# Task prompt:
All lines in the material with the string "true" should be listed.

□ □ □ □ □

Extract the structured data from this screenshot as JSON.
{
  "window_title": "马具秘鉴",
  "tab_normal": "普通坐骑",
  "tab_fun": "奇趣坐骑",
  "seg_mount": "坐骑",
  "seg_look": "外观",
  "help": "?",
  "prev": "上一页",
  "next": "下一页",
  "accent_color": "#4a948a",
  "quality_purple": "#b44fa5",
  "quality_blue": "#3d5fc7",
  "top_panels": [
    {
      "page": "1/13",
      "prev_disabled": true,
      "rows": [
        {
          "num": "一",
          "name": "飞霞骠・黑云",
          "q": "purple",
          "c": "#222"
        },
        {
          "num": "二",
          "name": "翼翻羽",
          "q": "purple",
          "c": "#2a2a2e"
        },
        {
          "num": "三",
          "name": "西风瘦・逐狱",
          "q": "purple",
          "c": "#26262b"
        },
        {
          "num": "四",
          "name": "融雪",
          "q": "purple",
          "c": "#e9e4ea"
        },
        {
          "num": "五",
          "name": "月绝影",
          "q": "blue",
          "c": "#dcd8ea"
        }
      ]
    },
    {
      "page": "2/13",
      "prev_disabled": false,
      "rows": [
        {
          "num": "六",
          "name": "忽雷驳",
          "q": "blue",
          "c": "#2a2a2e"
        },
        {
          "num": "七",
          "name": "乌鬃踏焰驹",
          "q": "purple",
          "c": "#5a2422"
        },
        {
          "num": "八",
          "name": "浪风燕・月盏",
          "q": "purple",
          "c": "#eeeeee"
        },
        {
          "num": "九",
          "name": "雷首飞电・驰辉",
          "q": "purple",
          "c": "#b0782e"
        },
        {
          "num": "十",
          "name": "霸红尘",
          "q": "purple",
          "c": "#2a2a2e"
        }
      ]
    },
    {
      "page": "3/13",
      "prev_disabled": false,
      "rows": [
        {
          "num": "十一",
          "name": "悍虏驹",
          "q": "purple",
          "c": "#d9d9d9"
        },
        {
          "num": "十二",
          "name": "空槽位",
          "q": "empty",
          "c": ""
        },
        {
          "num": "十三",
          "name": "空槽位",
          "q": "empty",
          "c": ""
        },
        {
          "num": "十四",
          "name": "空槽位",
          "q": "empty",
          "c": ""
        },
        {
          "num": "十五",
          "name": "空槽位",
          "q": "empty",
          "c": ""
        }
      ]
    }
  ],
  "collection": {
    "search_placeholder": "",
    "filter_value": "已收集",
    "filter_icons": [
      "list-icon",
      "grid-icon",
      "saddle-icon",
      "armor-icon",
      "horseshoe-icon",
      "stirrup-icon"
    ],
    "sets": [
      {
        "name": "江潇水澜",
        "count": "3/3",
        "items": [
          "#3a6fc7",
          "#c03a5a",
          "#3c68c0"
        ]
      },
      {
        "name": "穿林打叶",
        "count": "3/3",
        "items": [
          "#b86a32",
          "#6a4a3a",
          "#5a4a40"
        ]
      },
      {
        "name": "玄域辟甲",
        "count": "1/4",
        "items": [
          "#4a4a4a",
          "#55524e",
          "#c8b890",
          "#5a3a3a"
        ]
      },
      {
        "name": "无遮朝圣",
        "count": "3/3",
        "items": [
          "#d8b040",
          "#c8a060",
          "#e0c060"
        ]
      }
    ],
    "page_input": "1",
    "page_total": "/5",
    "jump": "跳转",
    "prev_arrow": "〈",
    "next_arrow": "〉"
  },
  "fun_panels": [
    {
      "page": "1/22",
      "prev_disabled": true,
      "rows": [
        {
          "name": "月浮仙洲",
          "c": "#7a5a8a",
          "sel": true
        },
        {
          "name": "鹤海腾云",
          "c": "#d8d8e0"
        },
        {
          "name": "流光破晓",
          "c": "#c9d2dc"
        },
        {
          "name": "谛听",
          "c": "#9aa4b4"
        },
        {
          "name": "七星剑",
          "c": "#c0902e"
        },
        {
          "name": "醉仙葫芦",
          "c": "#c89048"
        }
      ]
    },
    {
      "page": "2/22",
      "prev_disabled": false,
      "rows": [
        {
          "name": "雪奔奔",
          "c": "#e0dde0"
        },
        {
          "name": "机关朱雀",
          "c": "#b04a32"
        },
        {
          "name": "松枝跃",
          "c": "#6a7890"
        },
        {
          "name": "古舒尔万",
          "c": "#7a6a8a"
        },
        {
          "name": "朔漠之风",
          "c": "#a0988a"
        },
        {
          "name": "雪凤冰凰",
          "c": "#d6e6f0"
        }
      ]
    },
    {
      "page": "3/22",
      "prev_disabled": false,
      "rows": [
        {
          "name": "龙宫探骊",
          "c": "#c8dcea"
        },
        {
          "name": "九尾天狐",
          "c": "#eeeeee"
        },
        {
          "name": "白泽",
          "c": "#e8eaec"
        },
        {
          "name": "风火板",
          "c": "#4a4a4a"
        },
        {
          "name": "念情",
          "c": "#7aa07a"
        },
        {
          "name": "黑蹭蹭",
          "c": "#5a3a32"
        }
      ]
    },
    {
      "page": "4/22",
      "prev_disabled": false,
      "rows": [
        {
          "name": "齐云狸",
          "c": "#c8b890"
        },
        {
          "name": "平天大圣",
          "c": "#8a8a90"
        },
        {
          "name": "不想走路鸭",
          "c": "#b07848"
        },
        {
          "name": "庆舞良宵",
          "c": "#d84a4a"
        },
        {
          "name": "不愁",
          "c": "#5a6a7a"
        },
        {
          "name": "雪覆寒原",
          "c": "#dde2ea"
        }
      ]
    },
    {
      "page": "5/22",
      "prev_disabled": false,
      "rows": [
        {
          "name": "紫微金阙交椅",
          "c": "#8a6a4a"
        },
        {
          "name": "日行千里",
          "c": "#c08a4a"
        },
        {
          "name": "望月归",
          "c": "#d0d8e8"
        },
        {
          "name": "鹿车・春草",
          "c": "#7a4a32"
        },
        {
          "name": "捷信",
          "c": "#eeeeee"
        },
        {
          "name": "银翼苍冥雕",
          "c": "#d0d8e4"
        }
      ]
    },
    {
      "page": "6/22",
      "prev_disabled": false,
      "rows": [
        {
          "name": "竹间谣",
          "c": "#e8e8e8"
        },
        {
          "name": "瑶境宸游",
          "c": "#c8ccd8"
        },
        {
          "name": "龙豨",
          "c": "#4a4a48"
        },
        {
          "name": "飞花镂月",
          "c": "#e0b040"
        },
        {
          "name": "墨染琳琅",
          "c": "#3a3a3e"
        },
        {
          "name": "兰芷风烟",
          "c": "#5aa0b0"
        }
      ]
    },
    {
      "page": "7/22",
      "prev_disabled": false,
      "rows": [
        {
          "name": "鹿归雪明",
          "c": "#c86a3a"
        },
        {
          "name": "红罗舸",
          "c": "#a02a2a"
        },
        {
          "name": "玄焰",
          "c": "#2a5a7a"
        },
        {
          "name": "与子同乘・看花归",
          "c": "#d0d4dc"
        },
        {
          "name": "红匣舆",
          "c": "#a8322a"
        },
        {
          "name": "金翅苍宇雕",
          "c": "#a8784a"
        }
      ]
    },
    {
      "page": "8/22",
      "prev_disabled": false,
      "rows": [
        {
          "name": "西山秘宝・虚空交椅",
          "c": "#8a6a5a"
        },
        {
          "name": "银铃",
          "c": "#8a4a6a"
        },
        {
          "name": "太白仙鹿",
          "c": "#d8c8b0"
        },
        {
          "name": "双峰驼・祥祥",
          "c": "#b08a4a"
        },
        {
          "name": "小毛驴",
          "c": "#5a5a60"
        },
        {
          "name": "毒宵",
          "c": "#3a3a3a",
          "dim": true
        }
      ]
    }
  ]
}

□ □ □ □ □

# Completed task:
      "prev_disabled": true,
      "prev_disabled": true,
          "sel": true
          "dim": true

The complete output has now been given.